The male is smaller and less colorful than the female. The male's tail, not being needed to carry eggs, is narrower. The female is larger and displays a richer coloration. On the upper section of the female's body, on the "shoulder", the developing eggs on the ovaries may be seen in more transparent individuals. The color of these eggs will depend on the variety of individual shrimp. The shape of the ovaries drapes across both sides of the shrimp, giving rise to the nickname "saddle". The presence of a "saddle" indicates a female that is likely ready to mate.
Breeding red cherry shrimp is as easy as putting an adult male and female together in an aquarium. Eggs may be observed developing in the female's ovaries as a green or yellow triangular "saddle" marking on her back. When she is ready to lay the eggs, which occurs after moulting, she releases pheromones into the water to signal her availability to males. The male shrimp in the tank will often become agitated, swimming very actively about as they search for the source of the pheromones. After a brief mating process, during which the male deposits sperm onto the female's body, the female lays her eggs and affixes them to her swimmerettes. The eggs are not fertilized within the female; they are fertilized as they pass from the ovaries to the outside of the body. Therefore it is certain that any shrimp carrying eggs has mated. A female carrying eggs under her abdomen is said to be "berried".
Some report that young female shrimp carrying their first clutch of eggs tend to drop some or all of the eggs, possibly due to inexperience or small size. If a berried shrimp is stressed by predators or poor water conditions she may also abandon the eggs.
They have 20–30 eggs, which take 2–3 weeks to hatch. The eggs are green or yellow, depending on the colour of the saddle. They turn darker and darker until the young shrimp hatch after about three weeks. As the eggs near the end stages of growth, tiny dark eye spots of the developing shrimplets within can be observed. When the young hatch, they are tiny (~1 mm) copies of the adults. They have no planktonic larval stage. They spend their first few days of life hiding among plants, where they are almost invisible, nibbling on the biofilm on the plants. They then emerge and graze on algae on tank surfaces and ornaments.
Female shrimp, under ideal conditions, can breed again within a few days of hatching the previous clutch.

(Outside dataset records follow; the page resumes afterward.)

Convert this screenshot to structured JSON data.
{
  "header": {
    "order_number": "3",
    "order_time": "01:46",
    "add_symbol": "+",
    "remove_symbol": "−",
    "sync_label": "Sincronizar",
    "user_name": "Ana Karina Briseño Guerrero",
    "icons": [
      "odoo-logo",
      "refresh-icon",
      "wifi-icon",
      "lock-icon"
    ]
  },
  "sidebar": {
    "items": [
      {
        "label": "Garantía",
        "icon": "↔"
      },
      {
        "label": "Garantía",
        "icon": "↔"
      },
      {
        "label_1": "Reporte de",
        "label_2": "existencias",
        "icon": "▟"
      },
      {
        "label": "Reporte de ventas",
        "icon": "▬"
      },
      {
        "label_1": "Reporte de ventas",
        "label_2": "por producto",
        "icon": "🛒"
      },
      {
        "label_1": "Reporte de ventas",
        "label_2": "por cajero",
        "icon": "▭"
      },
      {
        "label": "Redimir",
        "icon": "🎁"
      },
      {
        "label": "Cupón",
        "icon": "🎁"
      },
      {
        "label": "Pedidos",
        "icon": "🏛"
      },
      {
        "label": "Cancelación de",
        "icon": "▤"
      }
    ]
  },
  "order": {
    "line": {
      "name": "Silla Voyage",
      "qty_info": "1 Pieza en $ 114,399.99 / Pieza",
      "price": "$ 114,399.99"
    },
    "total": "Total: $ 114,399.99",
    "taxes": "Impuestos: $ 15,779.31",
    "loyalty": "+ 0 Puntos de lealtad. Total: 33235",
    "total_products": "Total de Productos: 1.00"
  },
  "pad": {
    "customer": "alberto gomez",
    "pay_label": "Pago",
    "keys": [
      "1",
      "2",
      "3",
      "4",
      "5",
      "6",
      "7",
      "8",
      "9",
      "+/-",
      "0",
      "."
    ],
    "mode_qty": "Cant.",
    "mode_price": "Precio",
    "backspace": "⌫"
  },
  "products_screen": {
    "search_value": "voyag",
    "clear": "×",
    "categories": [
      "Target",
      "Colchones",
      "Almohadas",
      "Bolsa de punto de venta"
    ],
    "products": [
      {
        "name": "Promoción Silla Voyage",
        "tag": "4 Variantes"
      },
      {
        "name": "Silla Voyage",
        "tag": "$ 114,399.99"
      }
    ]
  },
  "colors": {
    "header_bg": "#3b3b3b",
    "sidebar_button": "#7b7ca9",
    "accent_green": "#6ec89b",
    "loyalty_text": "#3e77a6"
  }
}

In their natural environment, cherry shrimp are primarily prey animals. When kept in an aquarium, they are easily targeted by fish as potential food. Even fish too small to eat them may harass them and stress them to death, sometimes biting off limbs. For best results, breeding should take place in isolation. Small, non-aggressive fish such as the harlequin rasbora, neon tetra, cardinal tetra, dwarf corydoras, otocinclus catfish, dwarf gouramis, and some species of killifish can be kept with adult cherry shrimp. However baby shrimp are likely to be eaten by any fish other than the otocinclus and some other herbivorous fish. Most cichlids, including angel fish, will harass and readily eat adults as well. With enough cover and hiding places (live plants such as Java moss work well), one can have a colony of cherry shrimp survive in a tank with larger fish preying on them.
The cherry shrimp has become widely available in North America, Europe, Asia, and Australia. These shrimp can be purchased from online fish stores, at aquarium stores, and from private breeders—especially through local aquarium societies. There are also many similar Neocaridina species of different color and markings that require the same conditions, these include fire reds, snowballs, blue pearls, rili shrimp, yellow shrimp, and wild types. Breeding different variations is advised against as most young from such pairings revert to wild coloration.
- "Neocaridina heteropoda jetzt Neocaridina davidi".
- Werner Klotz and Andreas Karge (2013). Süßwassergarnelen aus aller Welt (3rd ed.). ISBN 978-3935175-90-6. Missing or empty